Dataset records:
● ● ● ●
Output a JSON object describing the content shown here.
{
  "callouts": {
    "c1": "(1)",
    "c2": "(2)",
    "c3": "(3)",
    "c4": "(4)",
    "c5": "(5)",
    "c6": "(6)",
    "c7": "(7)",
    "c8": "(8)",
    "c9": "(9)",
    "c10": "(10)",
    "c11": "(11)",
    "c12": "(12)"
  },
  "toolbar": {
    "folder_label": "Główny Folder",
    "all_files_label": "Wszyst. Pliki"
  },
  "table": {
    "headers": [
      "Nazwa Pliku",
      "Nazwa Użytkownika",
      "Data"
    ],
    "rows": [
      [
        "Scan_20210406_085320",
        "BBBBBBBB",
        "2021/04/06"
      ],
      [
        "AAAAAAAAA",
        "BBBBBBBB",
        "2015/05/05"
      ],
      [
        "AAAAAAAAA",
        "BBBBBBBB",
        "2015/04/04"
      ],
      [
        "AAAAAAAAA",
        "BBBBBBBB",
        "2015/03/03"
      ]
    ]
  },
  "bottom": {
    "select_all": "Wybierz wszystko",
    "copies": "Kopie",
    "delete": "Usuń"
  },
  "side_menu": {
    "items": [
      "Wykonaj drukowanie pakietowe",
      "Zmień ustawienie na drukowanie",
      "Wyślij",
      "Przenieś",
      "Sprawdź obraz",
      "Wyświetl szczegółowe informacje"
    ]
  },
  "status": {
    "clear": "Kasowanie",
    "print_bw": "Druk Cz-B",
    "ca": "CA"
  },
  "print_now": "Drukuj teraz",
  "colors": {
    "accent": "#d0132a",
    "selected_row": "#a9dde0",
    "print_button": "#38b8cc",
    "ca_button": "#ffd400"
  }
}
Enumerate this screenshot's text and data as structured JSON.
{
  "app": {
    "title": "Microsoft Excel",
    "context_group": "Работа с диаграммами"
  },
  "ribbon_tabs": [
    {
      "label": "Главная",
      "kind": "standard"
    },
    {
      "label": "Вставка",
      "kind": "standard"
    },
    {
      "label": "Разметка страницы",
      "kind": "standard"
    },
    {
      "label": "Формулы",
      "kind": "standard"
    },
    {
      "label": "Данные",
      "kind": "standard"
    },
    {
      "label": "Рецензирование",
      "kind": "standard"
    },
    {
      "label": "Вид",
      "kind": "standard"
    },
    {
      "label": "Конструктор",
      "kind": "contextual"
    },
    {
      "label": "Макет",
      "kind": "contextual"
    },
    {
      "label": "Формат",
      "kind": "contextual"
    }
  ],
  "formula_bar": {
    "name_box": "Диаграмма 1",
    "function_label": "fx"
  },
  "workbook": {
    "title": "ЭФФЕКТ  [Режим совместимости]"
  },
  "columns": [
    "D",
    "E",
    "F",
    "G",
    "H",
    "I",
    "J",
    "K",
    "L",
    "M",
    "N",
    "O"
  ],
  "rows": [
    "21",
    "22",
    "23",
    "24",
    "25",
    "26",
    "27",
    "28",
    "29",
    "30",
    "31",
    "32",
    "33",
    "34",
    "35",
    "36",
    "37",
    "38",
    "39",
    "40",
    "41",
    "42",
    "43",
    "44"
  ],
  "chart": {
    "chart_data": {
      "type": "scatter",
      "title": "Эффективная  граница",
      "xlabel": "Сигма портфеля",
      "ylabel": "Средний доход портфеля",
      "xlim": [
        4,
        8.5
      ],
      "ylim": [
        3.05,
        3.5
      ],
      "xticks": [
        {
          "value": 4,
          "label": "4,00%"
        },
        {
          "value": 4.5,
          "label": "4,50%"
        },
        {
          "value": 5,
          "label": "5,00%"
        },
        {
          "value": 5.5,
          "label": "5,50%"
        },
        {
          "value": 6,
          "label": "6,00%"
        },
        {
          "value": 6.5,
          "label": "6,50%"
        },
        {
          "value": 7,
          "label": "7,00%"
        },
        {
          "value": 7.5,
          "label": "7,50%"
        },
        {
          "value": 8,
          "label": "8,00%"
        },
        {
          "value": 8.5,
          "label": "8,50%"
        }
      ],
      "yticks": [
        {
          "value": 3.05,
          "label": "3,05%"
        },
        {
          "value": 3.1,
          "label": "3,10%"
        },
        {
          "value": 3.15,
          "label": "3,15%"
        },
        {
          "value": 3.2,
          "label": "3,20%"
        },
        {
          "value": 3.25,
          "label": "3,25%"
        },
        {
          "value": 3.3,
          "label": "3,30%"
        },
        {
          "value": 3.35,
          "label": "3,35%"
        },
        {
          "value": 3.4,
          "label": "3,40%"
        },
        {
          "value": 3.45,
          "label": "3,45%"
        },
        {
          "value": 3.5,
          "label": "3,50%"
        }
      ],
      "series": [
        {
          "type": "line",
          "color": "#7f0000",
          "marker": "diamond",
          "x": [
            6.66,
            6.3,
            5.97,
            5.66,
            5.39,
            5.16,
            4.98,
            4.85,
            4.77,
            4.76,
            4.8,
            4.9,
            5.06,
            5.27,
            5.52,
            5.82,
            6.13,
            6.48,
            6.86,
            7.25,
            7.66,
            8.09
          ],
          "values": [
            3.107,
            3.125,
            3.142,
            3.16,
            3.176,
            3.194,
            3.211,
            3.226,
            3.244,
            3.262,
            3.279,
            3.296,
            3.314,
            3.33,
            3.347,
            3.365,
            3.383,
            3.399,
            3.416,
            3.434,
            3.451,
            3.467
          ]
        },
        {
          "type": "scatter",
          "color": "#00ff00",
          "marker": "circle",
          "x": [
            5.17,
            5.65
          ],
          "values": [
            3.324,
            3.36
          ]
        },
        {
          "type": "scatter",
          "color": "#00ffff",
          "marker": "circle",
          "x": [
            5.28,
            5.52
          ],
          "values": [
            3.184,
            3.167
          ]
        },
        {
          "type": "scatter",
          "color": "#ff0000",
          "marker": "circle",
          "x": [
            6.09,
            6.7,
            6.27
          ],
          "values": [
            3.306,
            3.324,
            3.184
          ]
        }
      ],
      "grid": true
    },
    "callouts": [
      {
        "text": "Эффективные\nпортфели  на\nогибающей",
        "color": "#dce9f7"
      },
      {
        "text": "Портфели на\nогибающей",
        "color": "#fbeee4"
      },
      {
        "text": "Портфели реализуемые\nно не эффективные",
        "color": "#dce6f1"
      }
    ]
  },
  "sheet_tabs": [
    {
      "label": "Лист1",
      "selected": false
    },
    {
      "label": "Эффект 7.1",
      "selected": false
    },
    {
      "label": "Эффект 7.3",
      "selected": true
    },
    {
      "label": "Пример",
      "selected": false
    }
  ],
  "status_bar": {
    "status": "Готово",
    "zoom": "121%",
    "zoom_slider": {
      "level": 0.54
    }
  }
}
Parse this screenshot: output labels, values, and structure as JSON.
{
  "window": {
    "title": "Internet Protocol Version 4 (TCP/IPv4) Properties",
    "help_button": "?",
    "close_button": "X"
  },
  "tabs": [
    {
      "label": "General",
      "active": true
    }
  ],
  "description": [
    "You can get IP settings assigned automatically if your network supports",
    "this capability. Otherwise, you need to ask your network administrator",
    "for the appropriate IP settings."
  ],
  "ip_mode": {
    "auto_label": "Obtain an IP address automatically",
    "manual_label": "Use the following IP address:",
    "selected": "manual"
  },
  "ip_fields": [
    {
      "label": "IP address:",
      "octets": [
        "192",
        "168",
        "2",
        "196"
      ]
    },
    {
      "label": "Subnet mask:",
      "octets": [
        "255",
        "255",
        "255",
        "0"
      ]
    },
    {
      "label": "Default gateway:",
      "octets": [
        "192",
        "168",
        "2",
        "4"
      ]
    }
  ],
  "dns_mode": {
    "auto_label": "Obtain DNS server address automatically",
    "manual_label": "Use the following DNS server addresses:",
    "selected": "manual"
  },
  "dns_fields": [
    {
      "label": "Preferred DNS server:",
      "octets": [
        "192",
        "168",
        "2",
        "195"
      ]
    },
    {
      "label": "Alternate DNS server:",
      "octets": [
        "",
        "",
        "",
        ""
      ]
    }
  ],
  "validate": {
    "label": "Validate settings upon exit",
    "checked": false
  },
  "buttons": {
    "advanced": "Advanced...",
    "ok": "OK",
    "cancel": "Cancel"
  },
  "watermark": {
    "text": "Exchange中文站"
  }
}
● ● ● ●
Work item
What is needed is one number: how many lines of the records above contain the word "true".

Exercise result
3